The dreaded code review. Nobody likes receiving or delivering a code review, but scrutinizing our code leads to a better product.
"In my reviews, I feel it's good to make it clear that I'm not proposing objective truth, but subjective reactions; a review should reflect the immediate experience." – Roger Ebert
Code reviews are crucial – one set of eyes on a codebase is not enough. Modern applications are simply too complex for one person to manage alone. We review code to prevent regressions, document behavior, ensure quality, and share knowledge. The ability to justify and explain your design choices is an essential skill for any developer.
(I'm using the term 'code review' here in the same way others might say 'code audit': I'm reviewing a pull request on a project I maintain from a developer I don't yet have a relationship with. I'm the gatekeeper, and and my goal is to approve the changes or suggest improvements.)

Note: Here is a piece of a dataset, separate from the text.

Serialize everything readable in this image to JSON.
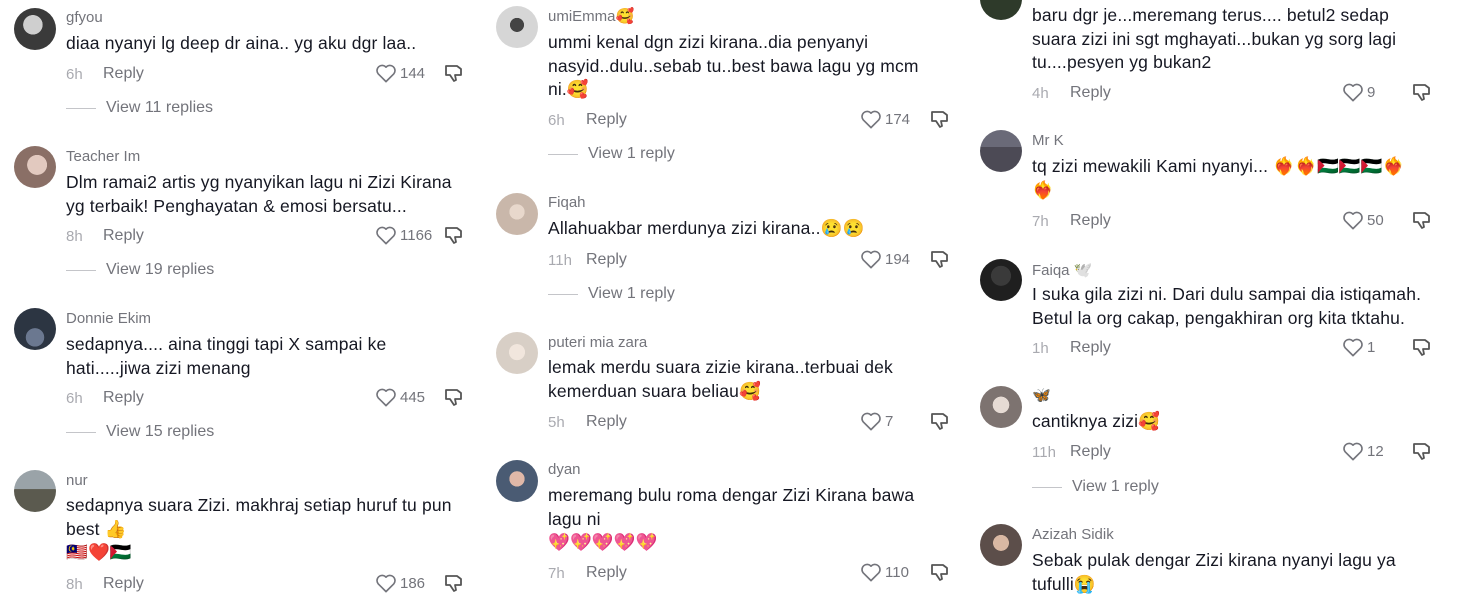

In this post, I'd like to discuss the way I approach a code review. Everybody does this their own way, but I have a checklist, some tools, and general principles that help me as I review.
The first thing I ask is: do the existing tests pass? This is a no-brainer. The new feature can't introduce regressions or break tests.
Next, I look for tests that document the new behavior. We keep our code test-driven at Hashrocket, and expect to see tests for any feature. Having tests goes a long way toward preventing regressions and conveying intention. If a model is introduced, I look for unit tests. If it's a feature, I look for integration tests.
My next question is, does it work? Fire up your browser and walk through the story. If you can't manually test the feature in a few minutes, the story (or documentation) is unclear.
I like to look at the commits, too. Good commits should be atomic: the tests should pass at every step, and the code should be moving toward a realized feature. The commits should be concise and intention-revealing. Anything vague during a review is going to be unintelligible in the future, because the author won't be there to explain. A good
git rebase can make anybody look like a genius.
Here is an example:
commit 55jc0bc8e5f1ff4979699b400001f603011e2256 Author: Developer Alpha and Developer Bravo <email@example.com> Date: Tue Sep 29 09:50:25 2015 -0500 Add middleman instructions to README diff --git a/README.md b/README.md index f02eeb3..93919a2 100644 --- a/README.md +++ b/README.md
This message explains exactly what the commit does, in the tense (present) we tend to use on our projects. At 35 characters, it's short enough that no content will be wrapped by any view on Github. It states that it only changed one file, and then only changes one file. If you checkout this commit in Git and run the tests, they pass. Tim Pope wrote about this in 2008, and the advice is still relevant today.
Other factors to consider: does the code use design patterns already established in the project? Does it conform to company and technology-specific styles?
There are many tools to help facilitate a review. Github comments are useful for talking about specific lines of code. Code linters like Rubocop, HAML-lint, or Hound can be used to find style violations. There are static analyzers for code smells like Code Climate, security like Brakeman, redundant queries like Bullet, coverage like SimpleCov. Like Sandi Metz's ideas? There's a gem (SandiMeter) for that.
Some of these can even be configured with Github to automatically check against any pull request. Make the computers do the work!
Be nice. It's easy to shoot down somebody's idea, but it's hard to build on an idea or provide a thoughtful alternative. Everybody is trying to write the best code they can. If you are receiving a code review, remember that you are not your code.
Teach. Code reviews can be a great opportunity to teach. Some of my favorite techniques have come from people reviewing my code. Don't miss an opportunity to explain.
Pair. Pair programming is like a continual, in-person code review, and it beats a traditional review because it's happening as you type.
Code reviews matter. With these guidelines, tools, and techniques, I can critique anyone's code productively. Better code helps our clients, company, and the open source community continue to thrive.